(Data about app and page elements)
━━━━━━━━
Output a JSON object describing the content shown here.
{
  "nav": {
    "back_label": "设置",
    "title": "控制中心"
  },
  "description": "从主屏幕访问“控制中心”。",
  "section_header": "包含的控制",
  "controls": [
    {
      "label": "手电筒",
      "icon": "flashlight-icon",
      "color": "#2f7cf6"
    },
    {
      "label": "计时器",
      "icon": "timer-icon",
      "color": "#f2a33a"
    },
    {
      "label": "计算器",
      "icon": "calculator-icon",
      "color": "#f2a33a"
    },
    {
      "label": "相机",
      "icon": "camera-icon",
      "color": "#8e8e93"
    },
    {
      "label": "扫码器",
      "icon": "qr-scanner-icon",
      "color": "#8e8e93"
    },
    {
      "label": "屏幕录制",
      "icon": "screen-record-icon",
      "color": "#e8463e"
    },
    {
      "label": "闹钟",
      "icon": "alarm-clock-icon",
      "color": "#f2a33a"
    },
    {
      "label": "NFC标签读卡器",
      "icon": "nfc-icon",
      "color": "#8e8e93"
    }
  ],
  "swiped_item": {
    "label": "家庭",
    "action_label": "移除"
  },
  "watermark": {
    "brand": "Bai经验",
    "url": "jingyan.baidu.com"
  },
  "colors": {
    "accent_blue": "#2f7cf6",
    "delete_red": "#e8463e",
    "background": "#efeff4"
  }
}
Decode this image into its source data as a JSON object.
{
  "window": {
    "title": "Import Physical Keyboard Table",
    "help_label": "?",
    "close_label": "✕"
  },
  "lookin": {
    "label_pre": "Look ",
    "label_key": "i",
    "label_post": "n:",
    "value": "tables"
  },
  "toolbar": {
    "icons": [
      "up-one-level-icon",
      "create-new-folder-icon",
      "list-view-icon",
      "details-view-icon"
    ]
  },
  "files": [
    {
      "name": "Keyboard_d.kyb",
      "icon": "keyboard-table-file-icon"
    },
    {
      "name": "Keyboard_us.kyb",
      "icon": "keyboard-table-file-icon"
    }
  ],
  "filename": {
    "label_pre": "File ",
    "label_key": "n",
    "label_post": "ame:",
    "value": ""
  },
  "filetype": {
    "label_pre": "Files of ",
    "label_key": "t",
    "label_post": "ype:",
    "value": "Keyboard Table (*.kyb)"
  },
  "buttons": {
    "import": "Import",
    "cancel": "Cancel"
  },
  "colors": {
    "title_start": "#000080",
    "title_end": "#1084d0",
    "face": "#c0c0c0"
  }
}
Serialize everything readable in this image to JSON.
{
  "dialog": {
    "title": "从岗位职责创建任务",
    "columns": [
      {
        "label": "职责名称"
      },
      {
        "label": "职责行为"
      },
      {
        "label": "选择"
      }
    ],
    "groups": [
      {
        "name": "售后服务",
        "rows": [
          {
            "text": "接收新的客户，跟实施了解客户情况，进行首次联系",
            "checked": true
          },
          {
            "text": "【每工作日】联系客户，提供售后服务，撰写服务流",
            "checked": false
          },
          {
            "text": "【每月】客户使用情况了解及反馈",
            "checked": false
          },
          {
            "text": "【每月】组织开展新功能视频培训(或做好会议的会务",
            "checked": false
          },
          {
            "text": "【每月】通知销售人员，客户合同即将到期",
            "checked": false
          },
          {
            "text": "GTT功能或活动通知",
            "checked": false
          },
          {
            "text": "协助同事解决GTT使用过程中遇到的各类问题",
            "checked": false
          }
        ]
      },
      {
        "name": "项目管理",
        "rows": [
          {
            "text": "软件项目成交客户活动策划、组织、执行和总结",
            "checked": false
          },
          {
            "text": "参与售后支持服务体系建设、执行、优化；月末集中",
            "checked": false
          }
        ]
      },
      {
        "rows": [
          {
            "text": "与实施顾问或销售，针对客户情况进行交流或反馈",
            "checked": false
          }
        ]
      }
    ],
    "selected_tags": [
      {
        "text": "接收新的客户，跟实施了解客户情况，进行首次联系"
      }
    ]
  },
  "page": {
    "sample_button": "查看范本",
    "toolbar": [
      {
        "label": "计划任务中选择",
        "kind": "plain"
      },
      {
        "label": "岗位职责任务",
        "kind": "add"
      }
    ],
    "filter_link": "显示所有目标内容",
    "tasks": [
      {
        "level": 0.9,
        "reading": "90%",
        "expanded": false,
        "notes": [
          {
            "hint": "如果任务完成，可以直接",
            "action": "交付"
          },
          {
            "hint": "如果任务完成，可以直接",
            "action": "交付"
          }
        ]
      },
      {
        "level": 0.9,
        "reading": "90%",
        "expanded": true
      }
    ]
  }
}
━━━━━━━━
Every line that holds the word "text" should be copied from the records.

Your response
            "text": "接收新的客户，跟实施了解客户情况，进行首次联系",
            "text": "【每工作日】联系客户，提供售后服务，撰写服务流",
            "text": "【每月】客户使用情况了解及反馈",
            "text": "【每月】组织开展新功能视频培训(或做好会议的会务",
            "text": "【每月】通知销售人员，客户合同即将到期",
            "text": "GTT功能或活动通知",
            "text": "协助同事解决GTT使用过程中遇到的各类问题",
            "text": "软件项目成交客户活动策划、组织、执行和总结",
            "text": "参与售后支持服务体系建设、执行、优化；月末集中",
            "text": "与实施顾问或销售，针对客户情况进行交流或反馈",
        "text": "接收新的客户，跟实施了解客户情况，进行首次联系"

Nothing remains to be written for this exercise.